Broad and strongly muscled. Profile of croup slopes slightly; the pelvic bone slopes at a slightly greater angle (approximately 30 degrees from horizontal). In a natural stance, the femur joins the pelvis at approximately a 90-degree angle; stifles well bent; hocks well let down with short, strong rear pasterns. Feet as in front. Legs straight when viewed from rear. Cow-hocks, spread hocks, and sickle hocks to be faulted.

Coat

Dense and water-repellent with good undercoat. Outer coat firm and resilient, neither coarse nor silky, lying close to body; may be straight or wavy. Untrimmed natural ruff; moderate feathering on back of forelegs and on underbody; heavier feathering on front of neck, back of thighs and underside of tail. Coat on head, paws, and front of legs is short and even. Excessive length, open coats, and limp, soft coats are very undesirable. Feet may be trimmed and stray hairs neatened, but the natural appearance of coat or outline should not be altered by cutting or clipping.

Color

Rich, lustrous golden of various shades. Feathering may be lighter than rest of coat. With the exception of graying or whitening of face or body due to age, any white marking, other than a few white hairs on the chest, should be penalized according to its extent. Allowable light shadings are not to be confused with white markings. Predominant body color which is either extremely pale or extremely dark is undesirable. Some latitude should be given to the light puppy whose coloring shows promise of deepening with maturity. Any noticeable area of black or other off-color hair is a serious fault.

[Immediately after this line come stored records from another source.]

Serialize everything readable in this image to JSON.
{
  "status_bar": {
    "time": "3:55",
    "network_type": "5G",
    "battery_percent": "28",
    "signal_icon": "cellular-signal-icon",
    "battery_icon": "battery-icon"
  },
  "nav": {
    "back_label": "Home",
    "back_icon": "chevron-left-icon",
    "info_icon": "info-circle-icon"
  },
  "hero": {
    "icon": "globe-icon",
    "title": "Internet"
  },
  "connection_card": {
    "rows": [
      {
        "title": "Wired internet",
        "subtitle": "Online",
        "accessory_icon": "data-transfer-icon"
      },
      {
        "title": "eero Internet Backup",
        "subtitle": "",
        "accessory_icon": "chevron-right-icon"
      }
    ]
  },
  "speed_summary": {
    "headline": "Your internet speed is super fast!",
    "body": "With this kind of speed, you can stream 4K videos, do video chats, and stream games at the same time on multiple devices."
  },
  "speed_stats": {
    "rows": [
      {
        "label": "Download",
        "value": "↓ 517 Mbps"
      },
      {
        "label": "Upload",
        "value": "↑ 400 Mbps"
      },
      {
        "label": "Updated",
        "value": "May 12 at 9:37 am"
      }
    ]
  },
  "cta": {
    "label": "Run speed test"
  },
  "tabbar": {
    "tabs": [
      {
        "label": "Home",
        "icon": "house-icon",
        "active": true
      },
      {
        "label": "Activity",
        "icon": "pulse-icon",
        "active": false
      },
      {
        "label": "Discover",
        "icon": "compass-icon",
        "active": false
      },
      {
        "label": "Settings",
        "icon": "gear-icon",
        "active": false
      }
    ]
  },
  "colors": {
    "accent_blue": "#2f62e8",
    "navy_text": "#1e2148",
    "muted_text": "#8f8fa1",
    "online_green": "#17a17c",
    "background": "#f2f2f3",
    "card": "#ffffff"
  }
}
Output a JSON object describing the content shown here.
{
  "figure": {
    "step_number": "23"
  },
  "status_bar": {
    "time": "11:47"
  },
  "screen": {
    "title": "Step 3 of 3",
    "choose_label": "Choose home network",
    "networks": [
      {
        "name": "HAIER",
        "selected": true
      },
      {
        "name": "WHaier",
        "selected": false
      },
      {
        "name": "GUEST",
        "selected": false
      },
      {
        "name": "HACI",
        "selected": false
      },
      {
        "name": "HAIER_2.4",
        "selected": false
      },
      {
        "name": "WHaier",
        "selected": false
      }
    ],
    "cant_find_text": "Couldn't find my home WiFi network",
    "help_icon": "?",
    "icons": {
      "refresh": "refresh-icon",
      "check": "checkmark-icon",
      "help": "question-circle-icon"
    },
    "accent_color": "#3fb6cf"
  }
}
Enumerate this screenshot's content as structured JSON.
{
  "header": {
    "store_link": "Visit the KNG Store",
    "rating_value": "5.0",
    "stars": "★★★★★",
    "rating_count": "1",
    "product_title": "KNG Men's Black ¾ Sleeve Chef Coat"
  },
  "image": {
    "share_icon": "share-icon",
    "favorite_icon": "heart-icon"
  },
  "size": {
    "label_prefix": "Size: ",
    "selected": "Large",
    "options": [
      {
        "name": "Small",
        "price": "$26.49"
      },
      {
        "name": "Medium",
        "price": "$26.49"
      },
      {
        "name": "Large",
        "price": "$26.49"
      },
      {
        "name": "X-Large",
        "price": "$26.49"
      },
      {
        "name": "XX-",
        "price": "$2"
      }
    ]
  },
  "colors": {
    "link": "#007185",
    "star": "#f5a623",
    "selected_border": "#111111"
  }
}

Gait

When trotting, gait is free, smooth, powerful and well coordinated, showing good reach. Viewed from any position, legs turn neither in nor out, nor do feet cross or interfere with each other. As speed increases, feet tend to converge toward center line of balance. It is recommended that dogs be shown on a loose lead to reflect true gait.

Temperament

Friendly, reliable, and trustworthy. Quarrelsomeness or hostility towards other dogs or people in normal situations, or an unwarranted show of timidity or nervousness, is not in keeping with Golden Retriever character. Such actions should be penalized according to their significance.

Disqualifications

Deviation in height of more than one inch from standard either way. Undershot or overshot bite.

Interesting To Know

  • A White House favorite, President Gerald R. Ford's dog – Liberty – was a Golden Retriever
  • Golden Retrievers were the first three breeds to receive the AKC Obedience Champion title